What you return should match every entry, character for character.

#### [Records to use]
◇ ◇ ◇
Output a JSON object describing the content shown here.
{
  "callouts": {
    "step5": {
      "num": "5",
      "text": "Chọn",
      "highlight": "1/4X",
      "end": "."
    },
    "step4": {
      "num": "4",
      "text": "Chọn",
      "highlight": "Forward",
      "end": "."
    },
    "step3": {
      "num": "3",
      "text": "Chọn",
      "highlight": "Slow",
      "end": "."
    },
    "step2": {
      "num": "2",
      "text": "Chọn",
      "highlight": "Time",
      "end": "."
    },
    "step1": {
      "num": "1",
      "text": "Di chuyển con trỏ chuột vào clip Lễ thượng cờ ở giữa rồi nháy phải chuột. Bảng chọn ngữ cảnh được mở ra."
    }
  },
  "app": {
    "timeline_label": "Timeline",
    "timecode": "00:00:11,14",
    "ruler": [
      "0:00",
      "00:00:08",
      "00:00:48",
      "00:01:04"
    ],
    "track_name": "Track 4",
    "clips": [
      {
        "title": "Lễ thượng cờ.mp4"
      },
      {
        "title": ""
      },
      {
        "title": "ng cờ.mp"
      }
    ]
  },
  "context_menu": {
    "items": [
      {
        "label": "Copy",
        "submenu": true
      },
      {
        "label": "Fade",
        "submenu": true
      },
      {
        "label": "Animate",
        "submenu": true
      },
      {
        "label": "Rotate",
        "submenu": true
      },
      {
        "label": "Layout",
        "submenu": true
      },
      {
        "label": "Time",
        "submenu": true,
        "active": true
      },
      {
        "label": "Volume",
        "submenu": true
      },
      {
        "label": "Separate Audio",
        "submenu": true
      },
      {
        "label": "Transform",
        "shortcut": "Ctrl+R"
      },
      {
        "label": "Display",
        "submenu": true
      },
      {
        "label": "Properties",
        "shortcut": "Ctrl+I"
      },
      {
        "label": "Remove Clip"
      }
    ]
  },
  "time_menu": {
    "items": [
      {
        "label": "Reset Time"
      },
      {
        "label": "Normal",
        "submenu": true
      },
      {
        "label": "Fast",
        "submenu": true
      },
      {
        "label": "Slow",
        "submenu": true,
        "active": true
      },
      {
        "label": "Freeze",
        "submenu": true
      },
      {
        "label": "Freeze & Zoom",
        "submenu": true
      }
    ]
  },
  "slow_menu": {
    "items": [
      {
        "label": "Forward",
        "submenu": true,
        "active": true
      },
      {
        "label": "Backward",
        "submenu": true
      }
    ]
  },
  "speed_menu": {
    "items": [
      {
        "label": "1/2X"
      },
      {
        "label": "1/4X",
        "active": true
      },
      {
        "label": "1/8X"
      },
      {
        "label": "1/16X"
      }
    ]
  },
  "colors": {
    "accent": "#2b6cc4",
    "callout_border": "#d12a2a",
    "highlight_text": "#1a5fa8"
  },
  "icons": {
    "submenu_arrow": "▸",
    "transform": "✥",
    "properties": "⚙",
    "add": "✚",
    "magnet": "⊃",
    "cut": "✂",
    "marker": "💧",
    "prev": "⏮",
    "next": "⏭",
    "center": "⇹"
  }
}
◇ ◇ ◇
#### [Your response]
Output a JSON object describing the content shown here.
{
  "callouts": {
    "step5": {
      "num": "5",
      "text": "Chọn",
      "highlight": "1/4X",
      "end": "."
    },
    "step4": {
      "num": "4",
      "text": "Chọn",
      "highlight": "Forward",
      "end": "."
    },
    "step3": {
      "num": "3",
      "text": "Chọn",
      "highlight": "Slow",
      "end": "."
    },
    "step2": {
      "num": "2",
      "text": "Chọn",
      "highlight": "Time",
      "end": "."
    },
    "step1": {
      "num": "1",
      "text": "Di chuyển con trỏ chuột vào clip Lễ thượng cờ ở giữa rồi nháy phải chuột. Bảng chọn ngữ cảnh được mở ra."
    }
  },
  "app": {
    "timeline_label": "Timeline",
    "timecode": "00:00:11,14",
    "ruler": [
      "0:00",
      "00:00:08",
      "00:00:48",
      "00:01:04"
    ],
    "track_name": "Track 4",
    "clips": [
      {
        "title": "Lễ thượng cờ.mp4"
      },
      {
        "title": ""
      },
      {
        "title": "ng cờ.mp"
      }
    ]
  },
  "context_menu": {
    "items": [
      {
        "label": "Copy",
        "submenu": true
      },
      {
        "label": "Fade",
        "submenu": true
      },
      {
        "label": "Animate",
        "submenu": true
      },
      {
        "label": "Rotate",
        "submenu": true
      },
      {
        "label": "Layout",
        "submenu": true
      },
      {
        "label": "Time",
        "submenu": true,
        "active": true
      },
      {
        "label": "Volume",
        "submenu": true
      },
      {
        "label": "Separate Audio",
        "submenu": true
      },
      {
        "label": "Transform",
        "shortcut": "Ctrl+R"
      },
      {
        "label": "Display",
        "submenu": true
      },
      {
        "label": "Properties",
        "shortcut": "Ctrl+I"
      },
      {
        "label": "Remove Clip"
      }
    ]
  },
  "time_menu": {
    "items": [
      {
        "label": "Reset Time"
      },
      {
        "label": "Normal",
        "submenu": true
      },
      {
        "label": "Fast",
        "submenu": true
      },
      {
        "label": "Slow",
        "submenu": true,
        "active": true
      },
      {
        "label": "Freeze",
        "submenu": true
      },
      {
        "label": "Freeze & Zoom",
        "submenu": true
      }
    ]
  },
  "slow_menu": {
    "items": [
      {
        "label": "Forward",
        "submenu": true,
        "active": true
      },
      {
        "label": "Backward",
        "submenu": true
      }
    ]
  },
  "speed_menu": {
    "items": [
      {
        "label": "1/2X"
      },
      {
        "label": "1/4X",
        "active": true
      },
      {
        "label": "1/8X"
      },
      {
        "label": "1/16X"
      }
    ]
  },
  "colors": {
    "accent": "#2b6cc4",
    "callout_border": "#d12a2a",
    "highlight_text": "#1a5fa8"
  },
  "icons": {
    "submenu_arrow": "▸",
    "transform": "✥",
    "properties": "⚙",
    "add": "✚",
    "magnet": "⊃",
    "cut": "✂",
    "marker": "💧",
    "prev": "⏮",
    "next": "⏭",
    "center": "⇹"
  }
}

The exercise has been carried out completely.